In many people’s minds, a trip to the Caribbean is about the beach, a chair, and an alcoholic drink. They envision white sands, blue waters, and attentive service. It’s all generally true…except in Trinidad. While the country is technically part of the Caribbean, its geological history is different from the other islands – Trinidad used to be part of South America. As such, its landscapes, including the beaches, are not what you see in the “Come Frolic in the South!” postcards and commercials. Trinidad’s beaches are more rugged. The sand is golden brown instead of white, the water is the deep blue of an ocean instead of clear turquoise, and the lush green vegetation tends to be all around. I love it.

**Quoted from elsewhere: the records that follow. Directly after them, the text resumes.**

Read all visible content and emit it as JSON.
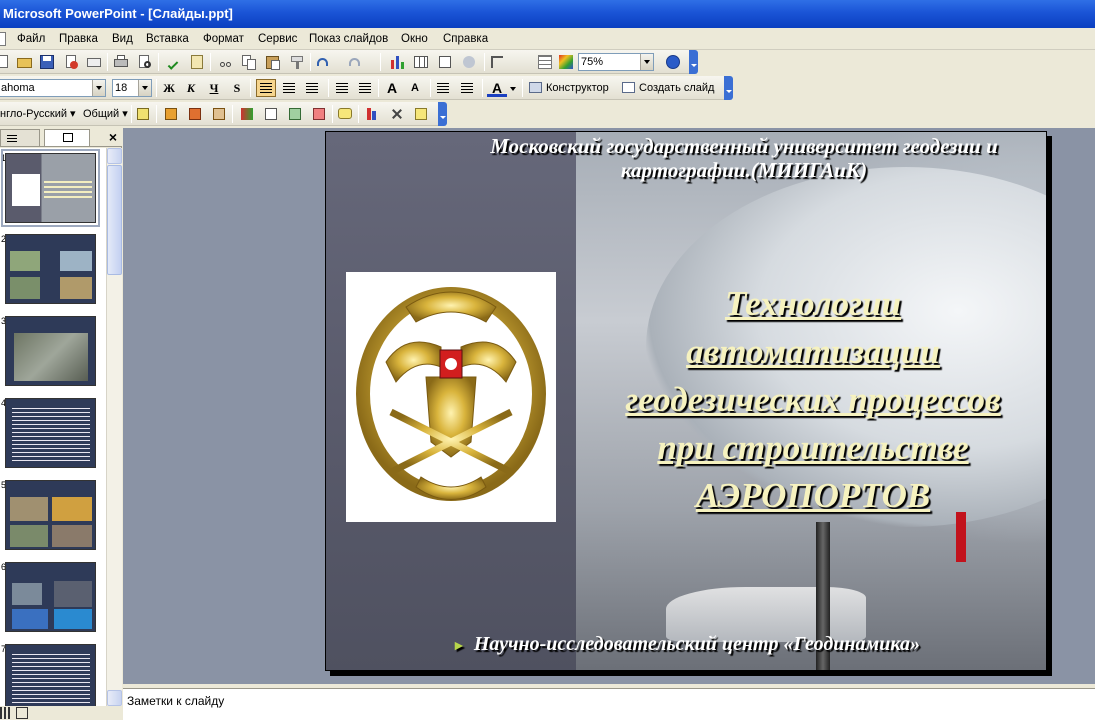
{
  "window": {
    "title": "Microsoft PowerPoint - [Слайды.ppt]"
  },
  "menu": [
    "Файл",
    "Правка",
    "Вид",
    "Вставка",
    "Формат",
    "Сервис",
    "Показ слайдов",
    "Окно",
    "Справка"
  ],
  "standard_toolbar": {
    "zoom": "75%"
  },
  "formatting_toolbar": {
    "font": "ahoma",
    "size": "18",
    "bold": "Ж",
    "italic": "К",
    "underline": "Ч",
    "shadow": "S",
    "font_grow": "A",
    "font_shrink": "A",
    "font_color": "A",
    "designer": "Конструктор",
    "new_slide": "Создать слайд"
  },
  "language_toolbar": {
    "language": "нгло-Русский",
    "general": "Общий"
  },
  "slides_pane": {
    "thumbnail_numbers": [
      "1",
      "2",
      "3",
      "4",
      "5",
      "6",
      "7"
    ]
  },
  "slide": {
    "university": "Московский государственный университет геодезии и картографии.(МИИГАиК)",
    "title_lines": [
      "Технологии",
      "автоматизации",
      "геодезических процессов",
      "при строительстве",
      "АЭРОПОРТОВ"
    ],
    "footer": "Научно-исследовательский центр «Геодинамика»"
  },
  "notes": {
    "placeholder": "Заметки к слайду"
  },
  "colors": {
    "titlebar": "#1a54d6",
    "slide_title": "#f6f2bf",
    "footer_bullet": "#b7d64a"
  }
}
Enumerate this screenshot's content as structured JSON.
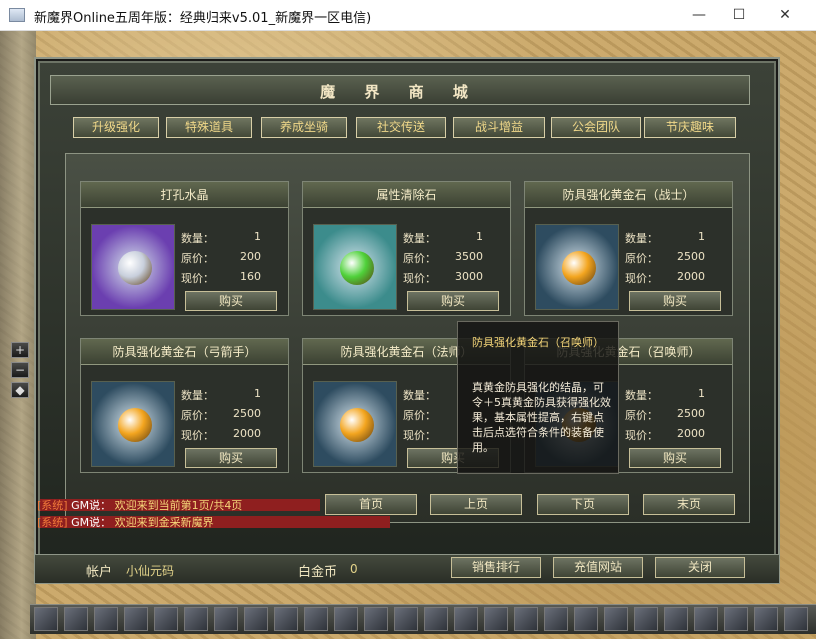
{
  "window": {
    "title": "新魔界Online五周年版：经典归来v5.01_新魔界一区电信)",
    "minimize": "—",
    "maximize": "☐",
    "close": "✕"
  },
  "shop": {
    "title": "魔 界 商 城",
    "tabs": [
      "升级强化",
      "特殊道具",
      "养成坐骑",
      "社交传送",
      "战斗增益",
      "公会团队",
      "节庆趣味"
    ],
    "labels": {
      "qty": "数量：",
      "orig": "原价：",
      "now": "现价：",
      "buy": "购买"
    },
    "items": [
      {
        "name": "打孔水晶",
        "qty": "1",
        "orig": "200",
        "now": "160",
        "gem_color": "#c8cfdc",
        "bg_color": "#6b3fb0"
      },
      {
        "name": "属性清除石",
        "qty": "1",
        "orig": "3500",
        "now": "3000",
        "gem_color": "#4fd13a",
        "bg_color": "#3c8c8c"
      },
      {
        "name": "防具强化黄金石（战士）",
        "qty": "1",
        "orig": "2500",
        "now": "2000",
        "gem_color": "#f3a51f",
        "bg_color": "#2e4c60"
      },
      {
        "name": "防具强化黄金石（弓箭手）",
        "qty": "1",
        "orig": "2500",
        "now": "2000",
        "gem_color": "#f3a51f",
        "bg_color": "#2e4c60"
      },
      {
        "name": "防具强化黄金石（法师）",
        "qty": "",
        "orig": "",
        "now": "",
        "gem_color": "#f3a51f",
        "bg_color": "#2e4c60"
      },
      {
        "name": "防具强化黄金石（召唤师）",
        "qty": "1",
        "orig": "2500",
        "now": "2000",
        "gem_color": "#f3a51f",
        "bg_color": "#2e4c60"
      }
    ],
    "pager": [
      "首页",
      "上页",
      "下页",
      "末页"
    ],
    "tooltip": {
      "title": "防具强化黄金石（召唤师）",
      "desc": "真黄金防具强化的结晶，可令＋5真黄金防具获得强化效果，基本属性提高，右键点击后点选符合条件的装备使用。"
    },
    "account_label": "帐户",
    "account_value": "小仙元码",
    "platinum_label": "白金币",
    "platinum_value": "0",
    "bottom_buttons": [
      "销售排行",
      "充值网站",
      "关闭"
    ]
  },
  "chat": [
    {
      "prefix": "[系统]",
      "sender": "GM说：",
      "text": "欢迎来到当前第1页/共4页"
    },
    {
      "prefix": "[系统]",
      "sender": "GM说：",
      "text": "欢迎来到金采新魔界"
    }
  ],
  "side_buttons": [
    "+",
    "−",
    "◆"
  ],
  "colors": {
    "gold": "#f0d889",
    "frame": "#3c4238",
    "chat_red": "#8f1f1f"
  }
}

Maracas is arguably the best easy-access beach in Trinidad. It is on the northern side of the island, on the other side of a mountain range, but it is still relatively close to the capital, Port-of-Spain. The drive is a bit of a scary one but assuming all goes well, it takes about 45 minutes to get there. It can be a nerve racking drive not only because of the tight windy roads in the mountains where there can be landslides on one side and no railings leading to the deep valley on the other – but also because of Trini drivers who seem to sometimes have a death wish. However, despite contending with all of that, the drive is a beautiful one that passengers in the car can admire (drivers, pay attention to the road itself!).
Near the top of the mountain, before you start driving downhill, there is a lookout where you can catch your breath. You can also buy a snack from the candy and preserves’ stalls that are set up every day. They have all sorts of candies as well as local Trini preserves, including different mangoes, salt and sour plums, chow made from various fruits including pineapple, cerise, and pommecetay, tolum, sugar cake, guava sweet, guava cheese, channa, chillibeebee… The list goes on.
Once you’re refreshed and ready to take on the windy roads (downhill this time), it is not long to the beach of Maracas. There is a parking lot that costs about TT$5 (if there is an attendant) though locals tend to park along the road to avoid the charge. If you didn’t put on your swimsuit on under your clothes before leaving your accommodations, there are facilities in which you can change (and shower) – that costs TT$1 per use.
Maracas Beach is a pretty wide beach enclosed by hills on either side. You can just imagine the boats and ships of history sheltering here from ocean storms. The waves are generally calm-ish but in the past few years, the current seems to have intensified and the waves have gotten stronger. There are life-guards at certain times of the day and there are flags lining the beach to indicate safe areas to swim. But people tend to ignore the flags which seem to be red half the time. Basically, know what you can handle and don’t go out too far – that is the key to enjoying and surviving Maracas. And don’t be macho either – the waves and current can be seriously no joke at this beach.
If the water doesn’t tempt you, spread your beach mat out along the sand or rent a chair for TT$20. Note that there aren’t many shady spots anywhere and the few that do exist are under palm trees – hopefully a coconut doesn’t fall while you’re under there… If you’re feeling peckish, check out the many food stalls, especially one that sells kingfish and bake (essentially a fried kingfish and fried bread sandwich). If you are not hungry (scandalous!), there are normally a few stalls selling souvenirs and jewelry, supposedly made by the seller.
The best time to go to Maracas is during the week, morning and early afternoon. Early morning on the weekends can be great as well. And my criterion for greatness is lack of people. But if you like being surrounded by crowds, lunch time onwards on a weekend or a public holiday is the time for you. But keep in mind what a traffic jam on a windy mountain road would look like… Anyway, whatever you choose, enjoy the lime*!
*lime / limin’ is Trini for hanging out